## [Material for the task]
========================

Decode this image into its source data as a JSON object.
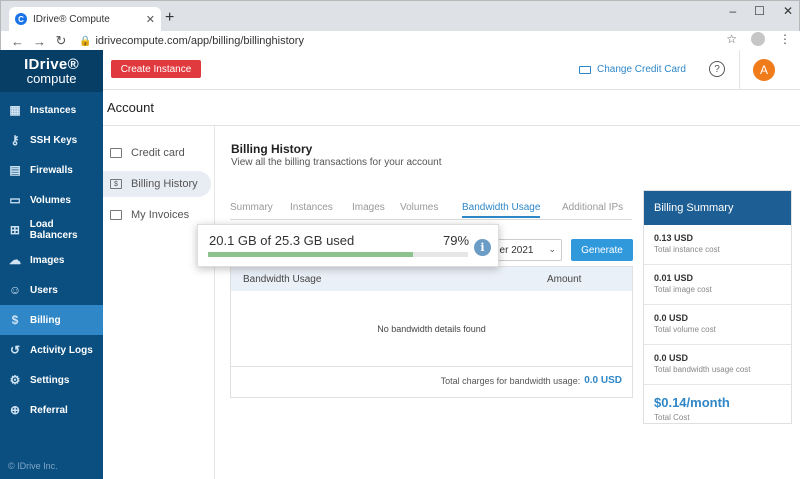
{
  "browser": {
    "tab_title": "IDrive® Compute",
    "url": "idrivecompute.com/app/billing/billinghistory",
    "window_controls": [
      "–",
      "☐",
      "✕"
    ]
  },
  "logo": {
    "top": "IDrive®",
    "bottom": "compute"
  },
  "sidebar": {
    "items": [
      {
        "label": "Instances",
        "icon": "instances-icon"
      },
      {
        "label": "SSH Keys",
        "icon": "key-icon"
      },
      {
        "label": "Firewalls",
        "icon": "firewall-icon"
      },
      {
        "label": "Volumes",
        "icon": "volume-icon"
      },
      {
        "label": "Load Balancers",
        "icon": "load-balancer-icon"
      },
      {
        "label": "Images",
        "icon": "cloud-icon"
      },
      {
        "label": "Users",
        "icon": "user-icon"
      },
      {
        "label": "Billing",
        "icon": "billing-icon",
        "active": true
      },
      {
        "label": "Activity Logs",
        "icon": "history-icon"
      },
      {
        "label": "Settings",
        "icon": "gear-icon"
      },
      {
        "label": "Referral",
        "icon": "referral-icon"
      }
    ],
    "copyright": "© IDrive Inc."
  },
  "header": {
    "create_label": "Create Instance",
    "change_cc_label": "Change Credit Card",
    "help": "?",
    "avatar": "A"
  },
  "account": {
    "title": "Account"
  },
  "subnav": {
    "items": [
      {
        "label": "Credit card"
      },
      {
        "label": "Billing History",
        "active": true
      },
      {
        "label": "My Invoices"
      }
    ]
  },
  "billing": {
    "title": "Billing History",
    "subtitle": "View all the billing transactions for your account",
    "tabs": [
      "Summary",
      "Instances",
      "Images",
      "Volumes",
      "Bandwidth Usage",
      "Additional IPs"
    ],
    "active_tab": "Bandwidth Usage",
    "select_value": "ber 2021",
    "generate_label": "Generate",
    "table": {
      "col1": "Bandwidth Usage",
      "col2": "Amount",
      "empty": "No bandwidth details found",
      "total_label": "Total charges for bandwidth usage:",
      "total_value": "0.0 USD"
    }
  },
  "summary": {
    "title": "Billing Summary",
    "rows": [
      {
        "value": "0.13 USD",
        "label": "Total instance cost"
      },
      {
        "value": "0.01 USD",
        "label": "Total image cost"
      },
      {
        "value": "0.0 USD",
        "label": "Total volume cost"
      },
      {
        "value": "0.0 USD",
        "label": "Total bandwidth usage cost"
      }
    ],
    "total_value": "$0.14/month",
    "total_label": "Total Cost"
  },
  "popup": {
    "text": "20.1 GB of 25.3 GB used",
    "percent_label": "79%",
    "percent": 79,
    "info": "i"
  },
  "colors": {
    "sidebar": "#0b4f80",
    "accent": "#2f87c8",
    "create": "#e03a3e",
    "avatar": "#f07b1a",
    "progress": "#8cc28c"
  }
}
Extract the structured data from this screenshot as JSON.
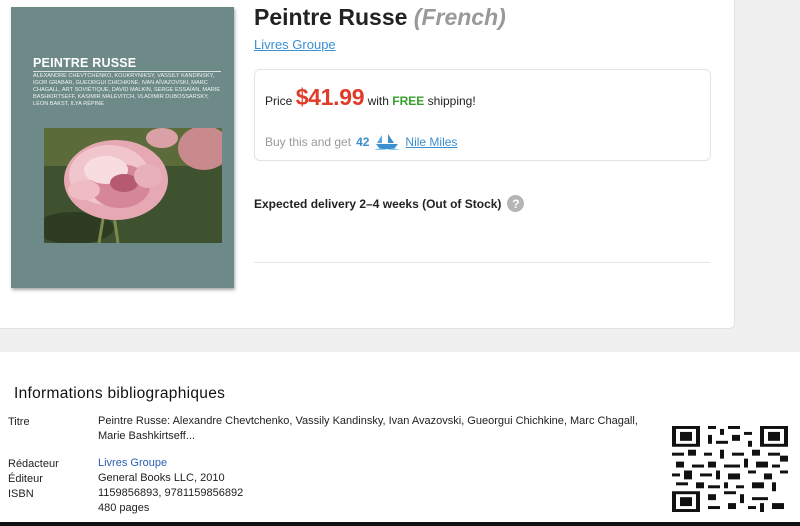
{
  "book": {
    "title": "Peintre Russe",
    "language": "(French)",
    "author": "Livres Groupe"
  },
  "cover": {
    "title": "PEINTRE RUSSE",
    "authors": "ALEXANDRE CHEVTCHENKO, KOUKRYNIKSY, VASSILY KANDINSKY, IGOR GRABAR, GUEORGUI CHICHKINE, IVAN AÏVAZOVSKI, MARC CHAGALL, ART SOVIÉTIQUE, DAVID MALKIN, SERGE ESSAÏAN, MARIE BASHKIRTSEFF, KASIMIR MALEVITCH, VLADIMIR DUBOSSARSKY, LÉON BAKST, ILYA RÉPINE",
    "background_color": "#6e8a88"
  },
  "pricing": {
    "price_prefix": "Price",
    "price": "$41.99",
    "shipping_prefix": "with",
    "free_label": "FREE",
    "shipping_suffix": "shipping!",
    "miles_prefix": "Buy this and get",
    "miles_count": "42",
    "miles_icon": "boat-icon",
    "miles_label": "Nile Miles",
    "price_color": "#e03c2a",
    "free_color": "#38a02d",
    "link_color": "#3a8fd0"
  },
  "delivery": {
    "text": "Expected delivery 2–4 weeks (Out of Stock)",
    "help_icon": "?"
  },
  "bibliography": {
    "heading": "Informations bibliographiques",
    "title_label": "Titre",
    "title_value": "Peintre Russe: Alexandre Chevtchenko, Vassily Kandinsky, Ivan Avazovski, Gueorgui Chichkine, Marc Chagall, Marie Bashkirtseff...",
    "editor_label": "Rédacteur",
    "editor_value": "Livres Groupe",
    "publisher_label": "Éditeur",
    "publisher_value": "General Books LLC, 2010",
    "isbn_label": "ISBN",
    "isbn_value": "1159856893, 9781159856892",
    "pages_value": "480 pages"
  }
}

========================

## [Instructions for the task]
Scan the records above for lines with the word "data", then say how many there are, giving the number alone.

## [Solution for this exercise]
2